Once, on a hike with Kashmiri friends in a remote area of the Himalayas, a village woman grabbed my sleeve and asked me where I
was from. “The United States,” I answered, and when she still looked perplexed, I added “America”. She stared at me. “Just tell me,” she said, “when you get to the mountain pass, do you turn left or right?”
In Honduras, there is no such confusion. The locals know who gringos are. So, when I set off on a long mountain trek (the only means of travel) with my friend Tessie, we did not expect any surprises. Tessie and her husband operated the clinic and I ran public health, nutrition, and literacy programs in our town in the department of Yoro. (Tessie later became Director of Public Health of Alameda County in California.) We had been dispatched to the town of Esquipulas in the department of Olancho to handle an emergency: All the medical personnel and the lone teacher had absconded, leaving an ominous message on the community center chalkboard: “iAdios para siempre!” (Goodbye forever!} after having been accused of eying local women.
Honduras to me seemed like a modernday version of the Wild West. Men sported tengallon hats, cowboy boots, and a gun on each hip. Shootings were common and often involved vendettas or macho pride. No area had a fiercer reputation than Olancho. An American priest and social workers had recently been shot dead there because they were purportedly Communists.
We started out on our journey before dawn and noticed right away that there were only men on the trail. Many kept expressing surprise that we were by ourselves. One stopped us and said, “You’re alone — and unarmed!” “No,” I said. “We’re armed.” “Oh really?” he said. “What are you carrying, a .38?” “No,” I said. “A .22,” did not explain that I meant two hands and two feet.
At the top of one of the peaks, we had stopped for water when I heard my name called from behind a bush. I turned around and was shocked to see Marta, a prostitute from the brothel back in Yoro. The women there were all captives. They had been taken from their povertystricken families and promised decent livelihoods as maids in town. Instead, they had been forced into slavery and would have to pay exorbitant fees to buy their way out. So, Marta had fled. I slipped her some money and wished her well, but I knew the militia would eventually find her and bring her back to that sorry life.

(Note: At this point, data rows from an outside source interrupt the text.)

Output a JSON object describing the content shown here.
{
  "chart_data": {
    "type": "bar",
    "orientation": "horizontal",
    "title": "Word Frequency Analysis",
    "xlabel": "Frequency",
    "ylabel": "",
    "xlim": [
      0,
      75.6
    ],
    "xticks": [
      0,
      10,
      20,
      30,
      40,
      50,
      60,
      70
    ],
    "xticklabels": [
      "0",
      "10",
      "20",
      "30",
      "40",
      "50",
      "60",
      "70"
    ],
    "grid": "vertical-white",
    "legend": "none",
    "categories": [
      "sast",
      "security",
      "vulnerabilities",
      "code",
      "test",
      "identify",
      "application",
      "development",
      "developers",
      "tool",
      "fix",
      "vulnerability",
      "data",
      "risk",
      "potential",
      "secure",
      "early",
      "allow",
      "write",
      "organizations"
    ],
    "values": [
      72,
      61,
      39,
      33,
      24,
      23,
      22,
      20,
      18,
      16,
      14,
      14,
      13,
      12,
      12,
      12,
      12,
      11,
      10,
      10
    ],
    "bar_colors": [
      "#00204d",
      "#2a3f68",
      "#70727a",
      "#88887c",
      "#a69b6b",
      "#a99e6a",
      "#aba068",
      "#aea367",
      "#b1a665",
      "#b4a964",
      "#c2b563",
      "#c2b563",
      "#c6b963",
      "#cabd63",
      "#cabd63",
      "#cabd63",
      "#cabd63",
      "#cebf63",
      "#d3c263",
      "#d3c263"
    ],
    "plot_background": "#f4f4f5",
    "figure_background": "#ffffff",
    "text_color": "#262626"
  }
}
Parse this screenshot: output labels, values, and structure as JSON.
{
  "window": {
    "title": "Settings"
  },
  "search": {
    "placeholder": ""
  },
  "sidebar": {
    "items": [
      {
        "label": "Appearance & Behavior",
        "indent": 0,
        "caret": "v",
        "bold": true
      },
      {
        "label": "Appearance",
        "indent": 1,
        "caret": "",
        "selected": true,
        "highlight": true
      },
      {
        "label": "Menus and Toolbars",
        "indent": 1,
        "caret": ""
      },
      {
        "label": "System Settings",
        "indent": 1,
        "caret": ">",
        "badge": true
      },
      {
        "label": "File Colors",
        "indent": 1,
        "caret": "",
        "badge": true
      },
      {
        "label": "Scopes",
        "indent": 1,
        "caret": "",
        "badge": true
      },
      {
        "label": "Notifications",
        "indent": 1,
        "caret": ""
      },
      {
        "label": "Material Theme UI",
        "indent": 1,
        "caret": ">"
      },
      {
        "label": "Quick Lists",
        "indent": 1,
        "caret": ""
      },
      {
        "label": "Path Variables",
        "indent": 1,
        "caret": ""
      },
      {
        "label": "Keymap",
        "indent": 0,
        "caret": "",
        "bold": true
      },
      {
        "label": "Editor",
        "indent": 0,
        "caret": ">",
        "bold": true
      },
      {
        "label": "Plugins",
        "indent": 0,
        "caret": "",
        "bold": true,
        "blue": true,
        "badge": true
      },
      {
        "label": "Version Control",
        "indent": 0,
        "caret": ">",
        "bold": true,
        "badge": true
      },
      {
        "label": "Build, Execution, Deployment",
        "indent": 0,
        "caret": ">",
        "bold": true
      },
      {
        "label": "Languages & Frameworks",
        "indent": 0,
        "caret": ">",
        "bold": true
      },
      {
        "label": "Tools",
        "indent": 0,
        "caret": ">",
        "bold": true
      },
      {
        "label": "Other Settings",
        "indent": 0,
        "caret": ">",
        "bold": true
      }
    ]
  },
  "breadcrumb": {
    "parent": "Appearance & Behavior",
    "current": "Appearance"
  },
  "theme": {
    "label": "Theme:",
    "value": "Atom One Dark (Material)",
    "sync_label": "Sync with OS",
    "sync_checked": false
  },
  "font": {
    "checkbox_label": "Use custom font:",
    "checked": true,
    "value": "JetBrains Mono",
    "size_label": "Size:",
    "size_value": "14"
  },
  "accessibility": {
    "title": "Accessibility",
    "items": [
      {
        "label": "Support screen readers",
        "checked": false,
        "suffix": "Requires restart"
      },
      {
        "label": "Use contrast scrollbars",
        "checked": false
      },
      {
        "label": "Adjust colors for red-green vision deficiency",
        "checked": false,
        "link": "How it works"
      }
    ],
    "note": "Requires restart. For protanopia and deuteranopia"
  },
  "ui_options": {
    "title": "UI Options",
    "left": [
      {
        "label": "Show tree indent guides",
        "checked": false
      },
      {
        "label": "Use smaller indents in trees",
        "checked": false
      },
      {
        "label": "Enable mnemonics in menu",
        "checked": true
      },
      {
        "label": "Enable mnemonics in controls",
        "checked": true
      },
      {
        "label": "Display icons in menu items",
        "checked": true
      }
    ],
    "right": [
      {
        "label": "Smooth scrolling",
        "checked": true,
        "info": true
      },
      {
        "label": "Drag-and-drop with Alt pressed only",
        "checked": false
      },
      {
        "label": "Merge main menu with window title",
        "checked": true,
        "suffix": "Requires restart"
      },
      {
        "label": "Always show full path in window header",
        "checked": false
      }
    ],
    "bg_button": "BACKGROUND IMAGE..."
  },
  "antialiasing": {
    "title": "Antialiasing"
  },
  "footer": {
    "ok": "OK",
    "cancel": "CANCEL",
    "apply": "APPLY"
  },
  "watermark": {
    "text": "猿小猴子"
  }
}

Down in the valley, the river was flooded. We had to ford it with our backpacks held above our heads and the water up to our chests. We climbed the final elevation and caught our first view of the pristine Esquipulas valley, as green and fresh as anywhere we had ever seen. When we finally arrived in town, it was dark, and we ended up sleeping on a table in the community center covered only by an oilcloth.
The next morning, energized by our long walk, we spoke before the entire town. “Your teacher has left but the children need to be educated. Does anyone here know how to read? to write? to do arithmetic?” We set up a schedule with rotating teachers from the volunteer pool. We inventoried the health center and taught volunteers basic first aid and emergency medicine. We could not believe how much could be accomplished in one day!
That night we slept in real (straw) beds and headed home early the next morning, content in our adventures.